BCA: British homes, schools and hospitals should be built with British cement and concrete
Published: 10 March 2008

The British Cement Association (BCA) today called on the Chancellor of the Exchequer to recognizse in his Budget next week, the strategic contribution of the domestic cement industry in meeting the country’s economic and social development goals. Reminding him of the promise he made in his pre-Budget speech last November, that the Government would respond to the rising aspirations of the British people, the BCA, whose members are Castle Cement, Cemex UK, Lafarge Cement UK and Tarmac Buxton Lime and Cement, pointed out that if the Government is to deliver on its promises of more homes, schools, health care facilities and better infrastructure, then the country needs the materials to build them - and that means cement and concrete. Only cement and concrete are fire and flood resistant and have natural warming and cooling properties that will help to reduce energy usage in a period of climate change.

“Cement and concrete are essential to achieving the economic development that will flow from better infrastructure and the social development aspirations of the public who demand new and better homes, schools and health care facilities” said Professor Pal Chana, Acting Chief Executive of the BCA. “Cement is a local product made in Britain and supplies are essential to help the construction and civil engineering industries meet government’s challenging targets. It is vital that a healthy and competitive domestic cement industry is maintained if we are not to risk ‘carbon and jobs leakage’ to non-carbon constrained countries. It is also essential that we do everything we can to avoid ‘carbon miles’ associated with imports”.

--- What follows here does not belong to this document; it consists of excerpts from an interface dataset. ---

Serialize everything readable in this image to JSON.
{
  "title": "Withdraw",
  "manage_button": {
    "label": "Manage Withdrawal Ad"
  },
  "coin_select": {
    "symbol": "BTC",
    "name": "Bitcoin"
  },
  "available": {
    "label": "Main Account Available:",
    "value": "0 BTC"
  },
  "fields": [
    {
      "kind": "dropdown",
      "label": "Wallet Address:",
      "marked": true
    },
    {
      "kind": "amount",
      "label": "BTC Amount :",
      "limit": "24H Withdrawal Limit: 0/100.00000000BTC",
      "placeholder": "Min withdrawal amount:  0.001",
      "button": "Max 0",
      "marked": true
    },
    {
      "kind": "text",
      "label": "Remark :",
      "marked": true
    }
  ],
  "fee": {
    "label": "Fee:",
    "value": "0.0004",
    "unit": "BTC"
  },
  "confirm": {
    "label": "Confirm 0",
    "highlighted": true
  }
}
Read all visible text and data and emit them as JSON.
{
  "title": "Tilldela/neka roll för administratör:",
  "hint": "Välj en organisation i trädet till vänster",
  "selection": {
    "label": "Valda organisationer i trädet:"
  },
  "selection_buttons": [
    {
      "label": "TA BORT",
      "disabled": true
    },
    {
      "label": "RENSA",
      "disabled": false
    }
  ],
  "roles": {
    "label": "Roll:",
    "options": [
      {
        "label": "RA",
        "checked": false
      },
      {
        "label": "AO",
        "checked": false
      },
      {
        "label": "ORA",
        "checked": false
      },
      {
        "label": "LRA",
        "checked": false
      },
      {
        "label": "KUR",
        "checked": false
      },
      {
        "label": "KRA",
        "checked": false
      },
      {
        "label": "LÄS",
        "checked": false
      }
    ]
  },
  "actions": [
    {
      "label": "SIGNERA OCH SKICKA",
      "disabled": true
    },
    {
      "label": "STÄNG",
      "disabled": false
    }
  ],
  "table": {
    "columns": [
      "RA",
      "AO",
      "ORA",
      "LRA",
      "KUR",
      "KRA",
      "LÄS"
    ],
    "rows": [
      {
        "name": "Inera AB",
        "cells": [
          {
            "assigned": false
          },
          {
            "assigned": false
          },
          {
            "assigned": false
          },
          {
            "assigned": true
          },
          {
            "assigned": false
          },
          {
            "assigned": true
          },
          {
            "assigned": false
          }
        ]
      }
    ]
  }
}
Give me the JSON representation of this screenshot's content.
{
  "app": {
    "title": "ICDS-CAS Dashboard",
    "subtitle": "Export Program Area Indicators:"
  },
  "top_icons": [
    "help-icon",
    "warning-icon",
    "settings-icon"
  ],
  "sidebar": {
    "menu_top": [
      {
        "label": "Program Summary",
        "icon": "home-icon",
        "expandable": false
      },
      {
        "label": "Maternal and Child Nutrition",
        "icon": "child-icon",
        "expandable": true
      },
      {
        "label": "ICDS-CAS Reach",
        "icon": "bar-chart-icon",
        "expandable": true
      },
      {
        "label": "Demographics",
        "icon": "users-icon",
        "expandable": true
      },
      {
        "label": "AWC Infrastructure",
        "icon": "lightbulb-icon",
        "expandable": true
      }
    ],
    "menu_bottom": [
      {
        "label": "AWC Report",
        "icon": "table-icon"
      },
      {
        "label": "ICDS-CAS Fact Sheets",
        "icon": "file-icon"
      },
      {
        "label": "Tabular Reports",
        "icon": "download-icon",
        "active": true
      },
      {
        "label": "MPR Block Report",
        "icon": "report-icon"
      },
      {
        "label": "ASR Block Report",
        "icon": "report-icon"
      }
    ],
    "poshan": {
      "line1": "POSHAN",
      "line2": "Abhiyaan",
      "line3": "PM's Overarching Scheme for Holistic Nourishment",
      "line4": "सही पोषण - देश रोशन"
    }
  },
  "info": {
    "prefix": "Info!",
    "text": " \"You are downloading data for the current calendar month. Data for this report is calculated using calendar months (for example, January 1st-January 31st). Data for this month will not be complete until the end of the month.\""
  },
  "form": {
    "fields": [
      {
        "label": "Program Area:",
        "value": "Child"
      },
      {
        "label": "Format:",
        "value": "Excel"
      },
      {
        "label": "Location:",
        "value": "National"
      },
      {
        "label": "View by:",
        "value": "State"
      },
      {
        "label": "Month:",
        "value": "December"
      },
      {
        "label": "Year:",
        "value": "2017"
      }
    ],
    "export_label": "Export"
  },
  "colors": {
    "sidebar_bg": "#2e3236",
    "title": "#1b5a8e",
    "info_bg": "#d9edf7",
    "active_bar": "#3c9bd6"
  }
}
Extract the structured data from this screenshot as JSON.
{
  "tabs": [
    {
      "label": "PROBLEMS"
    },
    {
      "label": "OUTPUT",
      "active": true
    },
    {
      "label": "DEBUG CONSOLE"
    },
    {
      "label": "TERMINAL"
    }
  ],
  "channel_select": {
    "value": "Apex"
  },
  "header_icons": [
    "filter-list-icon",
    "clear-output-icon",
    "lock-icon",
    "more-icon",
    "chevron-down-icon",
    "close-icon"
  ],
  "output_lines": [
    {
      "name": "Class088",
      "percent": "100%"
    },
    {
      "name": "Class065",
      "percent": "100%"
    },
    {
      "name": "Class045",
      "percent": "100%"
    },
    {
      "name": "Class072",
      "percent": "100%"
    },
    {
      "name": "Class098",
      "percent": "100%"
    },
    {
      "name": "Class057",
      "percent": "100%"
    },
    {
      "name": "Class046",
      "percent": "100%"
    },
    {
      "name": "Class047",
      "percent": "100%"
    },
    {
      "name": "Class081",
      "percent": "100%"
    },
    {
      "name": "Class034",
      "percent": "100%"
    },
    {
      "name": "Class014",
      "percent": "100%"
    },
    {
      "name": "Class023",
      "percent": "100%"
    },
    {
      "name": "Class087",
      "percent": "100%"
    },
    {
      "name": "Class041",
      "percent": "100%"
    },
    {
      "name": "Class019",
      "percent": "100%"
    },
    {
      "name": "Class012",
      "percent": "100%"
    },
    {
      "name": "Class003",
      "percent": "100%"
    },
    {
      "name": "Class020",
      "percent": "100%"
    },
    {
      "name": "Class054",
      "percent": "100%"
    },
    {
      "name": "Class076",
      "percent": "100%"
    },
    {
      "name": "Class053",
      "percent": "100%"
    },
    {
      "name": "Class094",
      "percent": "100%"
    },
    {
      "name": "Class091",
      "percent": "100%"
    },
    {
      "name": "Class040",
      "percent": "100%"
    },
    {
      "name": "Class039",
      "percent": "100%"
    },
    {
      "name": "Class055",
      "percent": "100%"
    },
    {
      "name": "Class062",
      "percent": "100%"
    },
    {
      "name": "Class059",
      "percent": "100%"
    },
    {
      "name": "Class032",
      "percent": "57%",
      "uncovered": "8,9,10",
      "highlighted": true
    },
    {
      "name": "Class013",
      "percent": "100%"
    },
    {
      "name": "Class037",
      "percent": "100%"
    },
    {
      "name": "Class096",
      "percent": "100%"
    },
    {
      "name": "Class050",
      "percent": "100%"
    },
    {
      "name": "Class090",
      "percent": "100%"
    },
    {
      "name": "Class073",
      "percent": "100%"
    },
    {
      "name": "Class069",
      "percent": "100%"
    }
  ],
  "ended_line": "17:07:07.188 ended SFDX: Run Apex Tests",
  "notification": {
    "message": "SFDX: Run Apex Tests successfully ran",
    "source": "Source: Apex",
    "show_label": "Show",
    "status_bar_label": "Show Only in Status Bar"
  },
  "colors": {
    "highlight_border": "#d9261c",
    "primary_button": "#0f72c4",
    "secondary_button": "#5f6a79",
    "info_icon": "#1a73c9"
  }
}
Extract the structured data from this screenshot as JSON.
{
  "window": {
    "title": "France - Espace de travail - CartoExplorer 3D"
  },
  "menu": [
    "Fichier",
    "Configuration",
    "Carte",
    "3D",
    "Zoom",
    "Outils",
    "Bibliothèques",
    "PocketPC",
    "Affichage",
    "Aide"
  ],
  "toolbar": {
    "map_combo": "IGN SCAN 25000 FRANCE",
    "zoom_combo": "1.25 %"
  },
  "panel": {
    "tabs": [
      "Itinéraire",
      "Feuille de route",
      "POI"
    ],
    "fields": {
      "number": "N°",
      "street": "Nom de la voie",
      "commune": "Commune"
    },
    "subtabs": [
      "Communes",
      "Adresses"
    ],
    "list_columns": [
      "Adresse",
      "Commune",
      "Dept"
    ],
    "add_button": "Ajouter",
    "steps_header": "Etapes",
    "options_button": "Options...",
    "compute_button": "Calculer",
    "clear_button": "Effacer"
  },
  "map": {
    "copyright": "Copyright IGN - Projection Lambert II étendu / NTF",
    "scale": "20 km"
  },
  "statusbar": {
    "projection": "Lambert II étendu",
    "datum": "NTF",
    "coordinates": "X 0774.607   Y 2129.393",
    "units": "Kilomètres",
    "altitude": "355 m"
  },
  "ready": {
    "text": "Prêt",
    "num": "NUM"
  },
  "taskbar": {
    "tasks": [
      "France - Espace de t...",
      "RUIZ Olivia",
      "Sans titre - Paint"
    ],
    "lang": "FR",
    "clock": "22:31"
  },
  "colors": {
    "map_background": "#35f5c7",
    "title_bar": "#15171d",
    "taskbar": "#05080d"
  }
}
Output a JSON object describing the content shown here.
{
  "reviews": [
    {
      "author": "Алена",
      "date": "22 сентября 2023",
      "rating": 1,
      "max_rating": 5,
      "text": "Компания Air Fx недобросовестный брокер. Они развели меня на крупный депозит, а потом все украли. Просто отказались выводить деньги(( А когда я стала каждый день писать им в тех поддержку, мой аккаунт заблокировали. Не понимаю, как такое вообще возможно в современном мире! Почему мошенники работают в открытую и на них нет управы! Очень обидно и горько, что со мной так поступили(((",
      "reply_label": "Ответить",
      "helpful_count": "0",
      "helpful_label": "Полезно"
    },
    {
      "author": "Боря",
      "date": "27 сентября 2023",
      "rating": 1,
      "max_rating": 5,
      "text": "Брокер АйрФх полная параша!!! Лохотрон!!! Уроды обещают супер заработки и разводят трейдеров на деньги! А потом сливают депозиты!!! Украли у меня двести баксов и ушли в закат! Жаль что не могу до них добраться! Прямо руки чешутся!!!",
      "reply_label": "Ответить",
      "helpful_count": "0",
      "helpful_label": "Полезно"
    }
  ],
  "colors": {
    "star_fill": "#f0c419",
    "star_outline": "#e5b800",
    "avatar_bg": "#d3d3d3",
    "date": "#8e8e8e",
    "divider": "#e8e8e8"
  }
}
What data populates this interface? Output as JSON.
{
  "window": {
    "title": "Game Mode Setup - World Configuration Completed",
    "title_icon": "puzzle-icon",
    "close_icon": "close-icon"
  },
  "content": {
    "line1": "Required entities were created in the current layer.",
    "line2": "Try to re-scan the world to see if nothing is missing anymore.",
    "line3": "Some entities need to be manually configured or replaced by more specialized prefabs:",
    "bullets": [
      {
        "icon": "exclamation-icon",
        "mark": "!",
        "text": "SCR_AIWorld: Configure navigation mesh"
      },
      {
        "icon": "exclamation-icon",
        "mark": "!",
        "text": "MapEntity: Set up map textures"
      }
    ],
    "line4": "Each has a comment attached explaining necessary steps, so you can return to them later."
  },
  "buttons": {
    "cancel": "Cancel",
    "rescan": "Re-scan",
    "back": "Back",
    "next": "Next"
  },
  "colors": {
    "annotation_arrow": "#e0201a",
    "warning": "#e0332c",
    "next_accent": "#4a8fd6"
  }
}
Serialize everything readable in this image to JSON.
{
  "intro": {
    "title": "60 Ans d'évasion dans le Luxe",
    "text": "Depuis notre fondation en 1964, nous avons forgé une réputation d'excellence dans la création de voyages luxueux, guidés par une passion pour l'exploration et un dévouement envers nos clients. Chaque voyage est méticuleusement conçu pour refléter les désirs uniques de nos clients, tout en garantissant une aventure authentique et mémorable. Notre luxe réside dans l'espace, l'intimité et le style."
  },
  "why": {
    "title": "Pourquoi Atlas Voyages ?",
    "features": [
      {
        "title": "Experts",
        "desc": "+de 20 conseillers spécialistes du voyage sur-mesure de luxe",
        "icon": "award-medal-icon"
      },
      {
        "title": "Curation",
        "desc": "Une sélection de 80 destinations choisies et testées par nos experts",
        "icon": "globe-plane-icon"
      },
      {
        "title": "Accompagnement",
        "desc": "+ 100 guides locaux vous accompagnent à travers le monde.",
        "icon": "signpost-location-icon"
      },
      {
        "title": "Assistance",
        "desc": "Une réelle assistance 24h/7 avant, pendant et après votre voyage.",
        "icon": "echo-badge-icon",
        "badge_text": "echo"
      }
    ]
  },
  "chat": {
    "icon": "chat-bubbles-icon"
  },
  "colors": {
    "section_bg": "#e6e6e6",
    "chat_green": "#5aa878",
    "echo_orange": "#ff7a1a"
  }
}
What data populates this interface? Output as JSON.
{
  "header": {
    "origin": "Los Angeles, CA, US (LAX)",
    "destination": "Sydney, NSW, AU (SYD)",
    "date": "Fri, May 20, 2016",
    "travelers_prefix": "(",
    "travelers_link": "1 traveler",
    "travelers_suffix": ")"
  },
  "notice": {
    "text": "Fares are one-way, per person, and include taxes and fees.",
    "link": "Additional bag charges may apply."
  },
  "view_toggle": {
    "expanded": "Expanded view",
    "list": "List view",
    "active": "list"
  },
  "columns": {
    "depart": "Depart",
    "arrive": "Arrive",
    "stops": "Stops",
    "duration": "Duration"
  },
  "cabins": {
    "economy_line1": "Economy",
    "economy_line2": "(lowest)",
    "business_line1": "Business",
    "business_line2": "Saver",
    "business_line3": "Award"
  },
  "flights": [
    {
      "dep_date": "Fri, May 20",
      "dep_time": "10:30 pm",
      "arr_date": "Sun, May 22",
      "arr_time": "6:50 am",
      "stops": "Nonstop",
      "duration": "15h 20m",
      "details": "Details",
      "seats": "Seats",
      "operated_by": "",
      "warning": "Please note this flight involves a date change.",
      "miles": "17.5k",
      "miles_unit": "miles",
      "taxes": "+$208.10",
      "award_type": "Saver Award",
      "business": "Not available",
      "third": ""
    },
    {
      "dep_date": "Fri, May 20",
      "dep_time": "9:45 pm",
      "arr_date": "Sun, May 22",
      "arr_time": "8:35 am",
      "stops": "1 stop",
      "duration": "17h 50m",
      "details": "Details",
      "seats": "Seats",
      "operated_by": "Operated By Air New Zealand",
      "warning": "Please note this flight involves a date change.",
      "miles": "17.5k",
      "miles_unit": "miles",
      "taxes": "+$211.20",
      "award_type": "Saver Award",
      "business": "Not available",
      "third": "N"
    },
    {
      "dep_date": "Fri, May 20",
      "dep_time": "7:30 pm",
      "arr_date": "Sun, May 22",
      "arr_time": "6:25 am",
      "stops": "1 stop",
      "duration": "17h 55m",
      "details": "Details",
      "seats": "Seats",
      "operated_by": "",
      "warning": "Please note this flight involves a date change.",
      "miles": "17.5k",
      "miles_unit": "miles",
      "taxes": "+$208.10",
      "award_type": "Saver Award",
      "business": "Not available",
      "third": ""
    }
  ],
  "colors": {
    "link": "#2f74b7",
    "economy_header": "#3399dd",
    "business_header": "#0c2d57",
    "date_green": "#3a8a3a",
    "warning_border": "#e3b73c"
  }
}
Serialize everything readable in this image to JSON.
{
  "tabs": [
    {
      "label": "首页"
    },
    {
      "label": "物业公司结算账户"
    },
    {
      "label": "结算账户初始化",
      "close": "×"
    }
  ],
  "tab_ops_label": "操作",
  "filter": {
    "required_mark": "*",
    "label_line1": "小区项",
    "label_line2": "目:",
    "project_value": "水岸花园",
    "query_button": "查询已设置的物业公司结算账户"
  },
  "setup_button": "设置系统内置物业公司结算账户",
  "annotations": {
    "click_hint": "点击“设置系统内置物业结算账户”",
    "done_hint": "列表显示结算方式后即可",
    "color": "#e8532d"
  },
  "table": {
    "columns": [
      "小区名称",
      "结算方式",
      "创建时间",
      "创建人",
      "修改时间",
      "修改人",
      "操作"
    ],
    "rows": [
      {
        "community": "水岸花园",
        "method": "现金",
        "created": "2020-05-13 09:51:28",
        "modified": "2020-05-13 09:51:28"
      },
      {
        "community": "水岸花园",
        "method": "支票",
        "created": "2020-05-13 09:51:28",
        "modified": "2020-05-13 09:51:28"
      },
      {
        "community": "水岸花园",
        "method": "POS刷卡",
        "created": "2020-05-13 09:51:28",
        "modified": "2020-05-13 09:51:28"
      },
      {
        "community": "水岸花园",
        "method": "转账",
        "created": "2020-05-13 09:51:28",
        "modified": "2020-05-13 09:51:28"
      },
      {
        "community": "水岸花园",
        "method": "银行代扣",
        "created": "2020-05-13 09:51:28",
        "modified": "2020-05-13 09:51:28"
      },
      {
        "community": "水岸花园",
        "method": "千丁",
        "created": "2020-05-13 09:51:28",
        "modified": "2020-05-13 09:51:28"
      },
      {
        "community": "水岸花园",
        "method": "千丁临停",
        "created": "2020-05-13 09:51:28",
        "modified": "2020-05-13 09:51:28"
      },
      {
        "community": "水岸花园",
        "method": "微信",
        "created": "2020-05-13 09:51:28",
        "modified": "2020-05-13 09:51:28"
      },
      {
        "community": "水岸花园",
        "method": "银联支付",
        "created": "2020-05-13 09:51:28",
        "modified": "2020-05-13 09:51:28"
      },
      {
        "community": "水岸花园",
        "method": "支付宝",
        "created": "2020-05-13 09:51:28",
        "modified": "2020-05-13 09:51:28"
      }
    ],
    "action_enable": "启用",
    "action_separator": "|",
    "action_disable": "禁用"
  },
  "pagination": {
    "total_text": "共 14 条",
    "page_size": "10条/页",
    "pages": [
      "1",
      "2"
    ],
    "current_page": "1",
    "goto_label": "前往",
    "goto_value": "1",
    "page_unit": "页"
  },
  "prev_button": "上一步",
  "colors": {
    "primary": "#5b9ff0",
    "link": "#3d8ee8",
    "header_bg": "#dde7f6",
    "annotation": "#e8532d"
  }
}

The BCA said “A taxation system that encourages imports and carbon leakage would be a disaster for the economy and the planet; we urge the Chancellor and the Government to think very carefully before introducing new burdens on industry; this means, amongst other things, ensuring that the cement industry is recognized as a ‘potentially competitively impacted sector’ under the EU Commission’s proposals for EU ETS Phase III.